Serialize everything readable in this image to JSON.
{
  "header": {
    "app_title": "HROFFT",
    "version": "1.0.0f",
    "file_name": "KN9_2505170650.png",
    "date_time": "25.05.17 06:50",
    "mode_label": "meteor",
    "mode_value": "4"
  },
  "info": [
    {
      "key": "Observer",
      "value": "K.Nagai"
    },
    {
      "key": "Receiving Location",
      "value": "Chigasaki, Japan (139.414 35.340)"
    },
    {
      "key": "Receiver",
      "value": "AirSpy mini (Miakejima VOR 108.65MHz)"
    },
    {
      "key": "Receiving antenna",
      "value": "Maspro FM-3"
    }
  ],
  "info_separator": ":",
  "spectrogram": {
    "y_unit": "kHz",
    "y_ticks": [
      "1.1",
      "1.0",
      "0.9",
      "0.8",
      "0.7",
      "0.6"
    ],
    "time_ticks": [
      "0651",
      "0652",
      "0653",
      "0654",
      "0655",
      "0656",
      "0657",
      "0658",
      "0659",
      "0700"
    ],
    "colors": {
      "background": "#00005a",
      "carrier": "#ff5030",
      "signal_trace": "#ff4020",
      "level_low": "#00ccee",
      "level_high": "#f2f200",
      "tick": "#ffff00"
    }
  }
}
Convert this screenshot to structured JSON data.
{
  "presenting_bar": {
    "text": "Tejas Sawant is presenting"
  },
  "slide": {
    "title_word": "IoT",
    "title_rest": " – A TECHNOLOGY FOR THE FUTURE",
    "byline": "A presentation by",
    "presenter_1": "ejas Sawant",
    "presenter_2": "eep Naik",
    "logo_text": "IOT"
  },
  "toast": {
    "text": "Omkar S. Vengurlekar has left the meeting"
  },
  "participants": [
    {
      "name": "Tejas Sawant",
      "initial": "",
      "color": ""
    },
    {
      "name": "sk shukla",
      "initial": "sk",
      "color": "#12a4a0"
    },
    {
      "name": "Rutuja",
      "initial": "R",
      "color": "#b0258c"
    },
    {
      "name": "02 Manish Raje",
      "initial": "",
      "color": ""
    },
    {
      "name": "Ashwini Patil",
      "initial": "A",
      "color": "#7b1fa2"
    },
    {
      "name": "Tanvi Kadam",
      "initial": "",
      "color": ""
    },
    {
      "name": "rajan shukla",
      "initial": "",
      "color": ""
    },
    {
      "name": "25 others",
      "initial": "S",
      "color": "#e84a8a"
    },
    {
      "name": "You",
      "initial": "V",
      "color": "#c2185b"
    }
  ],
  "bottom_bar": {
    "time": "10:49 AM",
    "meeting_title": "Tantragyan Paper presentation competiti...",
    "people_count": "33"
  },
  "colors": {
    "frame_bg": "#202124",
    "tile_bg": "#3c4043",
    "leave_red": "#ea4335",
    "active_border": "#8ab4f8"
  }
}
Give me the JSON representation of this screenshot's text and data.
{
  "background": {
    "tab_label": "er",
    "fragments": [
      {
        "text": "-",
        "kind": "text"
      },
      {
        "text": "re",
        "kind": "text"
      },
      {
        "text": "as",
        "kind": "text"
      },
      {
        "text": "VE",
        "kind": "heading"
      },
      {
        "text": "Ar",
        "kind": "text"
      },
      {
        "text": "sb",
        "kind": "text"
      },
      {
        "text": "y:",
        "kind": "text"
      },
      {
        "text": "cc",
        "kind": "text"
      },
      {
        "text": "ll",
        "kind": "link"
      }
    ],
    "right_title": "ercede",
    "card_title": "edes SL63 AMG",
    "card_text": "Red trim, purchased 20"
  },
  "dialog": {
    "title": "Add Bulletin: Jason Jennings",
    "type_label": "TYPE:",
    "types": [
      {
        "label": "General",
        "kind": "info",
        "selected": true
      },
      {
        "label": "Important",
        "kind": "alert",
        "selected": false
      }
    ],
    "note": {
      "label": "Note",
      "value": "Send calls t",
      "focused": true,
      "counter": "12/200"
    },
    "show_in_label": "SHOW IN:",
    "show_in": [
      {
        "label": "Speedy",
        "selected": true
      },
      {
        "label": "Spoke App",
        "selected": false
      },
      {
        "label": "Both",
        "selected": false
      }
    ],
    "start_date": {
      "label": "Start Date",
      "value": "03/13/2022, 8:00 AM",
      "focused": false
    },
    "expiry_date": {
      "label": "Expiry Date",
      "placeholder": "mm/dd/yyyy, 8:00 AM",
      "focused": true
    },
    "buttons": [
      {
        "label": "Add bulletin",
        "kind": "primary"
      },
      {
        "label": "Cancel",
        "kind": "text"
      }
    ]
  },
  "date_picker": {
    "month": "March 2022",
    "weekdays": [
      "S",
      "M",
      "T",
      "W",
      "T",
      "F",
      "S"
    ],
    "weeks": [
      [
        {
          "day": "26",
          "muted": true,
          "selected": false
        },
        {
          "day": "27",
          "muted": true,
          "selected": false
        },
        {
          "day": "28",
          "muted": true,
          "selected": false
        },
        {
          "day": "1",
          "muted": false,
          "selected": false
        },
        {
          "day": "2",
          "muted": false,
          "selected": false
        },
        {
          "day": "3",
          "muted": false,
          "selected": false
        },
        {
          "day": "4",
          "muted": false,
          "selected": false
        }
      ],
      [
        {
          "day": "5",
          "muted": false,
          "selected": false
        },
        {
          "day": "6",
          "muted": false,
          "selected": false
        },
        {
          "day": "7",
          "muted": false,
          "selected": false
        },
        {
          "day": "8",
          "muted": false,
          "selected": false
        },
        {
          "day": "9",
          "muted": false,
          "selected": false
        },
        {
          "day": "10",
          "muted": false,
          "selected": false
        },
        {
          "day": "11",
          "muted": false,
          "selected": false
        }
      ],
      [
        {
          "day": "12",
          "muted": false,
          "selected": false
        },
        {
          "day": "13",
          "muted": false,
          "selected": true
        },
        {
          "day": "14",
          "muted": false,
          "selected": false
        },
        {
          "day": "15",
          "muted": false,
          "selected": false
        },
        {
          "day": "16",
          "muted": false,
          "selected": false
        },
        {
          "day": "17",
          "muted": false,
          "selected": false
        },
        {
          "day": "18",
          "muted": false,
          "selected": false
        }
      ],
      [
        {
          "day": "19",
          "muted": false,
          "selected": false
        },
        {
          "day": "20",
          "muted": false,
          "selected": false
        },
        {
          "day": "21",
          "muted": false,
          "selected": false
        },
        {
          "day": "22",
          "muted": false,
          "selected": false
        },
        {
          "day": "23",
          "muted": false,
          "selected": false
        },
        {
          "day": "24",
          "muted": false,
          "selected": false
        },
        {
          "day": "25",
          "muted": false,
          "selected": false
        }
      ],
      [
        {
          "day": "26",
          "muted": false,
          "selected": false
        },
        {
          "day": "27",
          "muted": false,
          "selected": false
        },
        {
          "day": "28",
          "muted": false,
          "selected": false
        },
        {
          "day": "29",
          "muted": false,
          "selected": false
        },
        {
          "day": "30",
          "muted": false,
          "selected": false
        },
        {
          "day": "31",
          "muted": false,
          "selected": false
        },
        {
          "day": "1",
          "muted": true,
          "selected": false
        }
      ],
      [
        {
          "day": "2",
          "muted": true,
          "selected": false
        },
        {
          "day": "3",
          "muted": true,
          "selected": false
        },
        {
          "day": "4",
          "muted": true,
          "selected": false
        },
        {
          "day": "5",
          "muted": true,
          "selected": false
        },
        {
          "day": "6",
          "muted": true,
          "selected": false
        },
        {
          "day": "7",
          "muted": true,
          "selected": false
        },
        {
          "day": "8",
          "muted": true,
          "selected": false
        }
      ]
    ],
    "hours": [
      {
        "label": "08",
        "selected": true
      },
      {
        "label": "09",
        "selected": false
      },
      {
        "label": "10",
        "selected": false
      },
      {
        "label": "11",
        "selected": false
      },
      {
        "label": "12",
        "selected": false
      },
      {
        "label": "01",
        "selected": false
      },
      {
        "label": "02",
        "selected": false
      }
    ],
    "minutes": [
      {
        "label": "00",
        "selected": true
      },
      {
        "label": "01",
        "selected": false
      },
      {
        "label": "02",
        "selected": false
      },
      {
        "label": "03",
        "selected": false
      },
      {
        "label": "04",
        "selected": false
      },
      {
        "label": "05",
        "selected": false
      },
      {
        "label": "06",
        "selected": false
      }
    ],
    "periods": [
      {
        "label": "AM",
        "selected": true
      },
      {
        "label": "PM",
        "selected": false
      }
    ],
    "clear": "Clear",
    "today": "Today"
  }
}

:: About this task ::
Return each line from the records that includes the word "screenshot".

:: Exercise result ::
Convert this screenshot to structured JSON data.
Give me the JSON representation of this screenshot's text and data.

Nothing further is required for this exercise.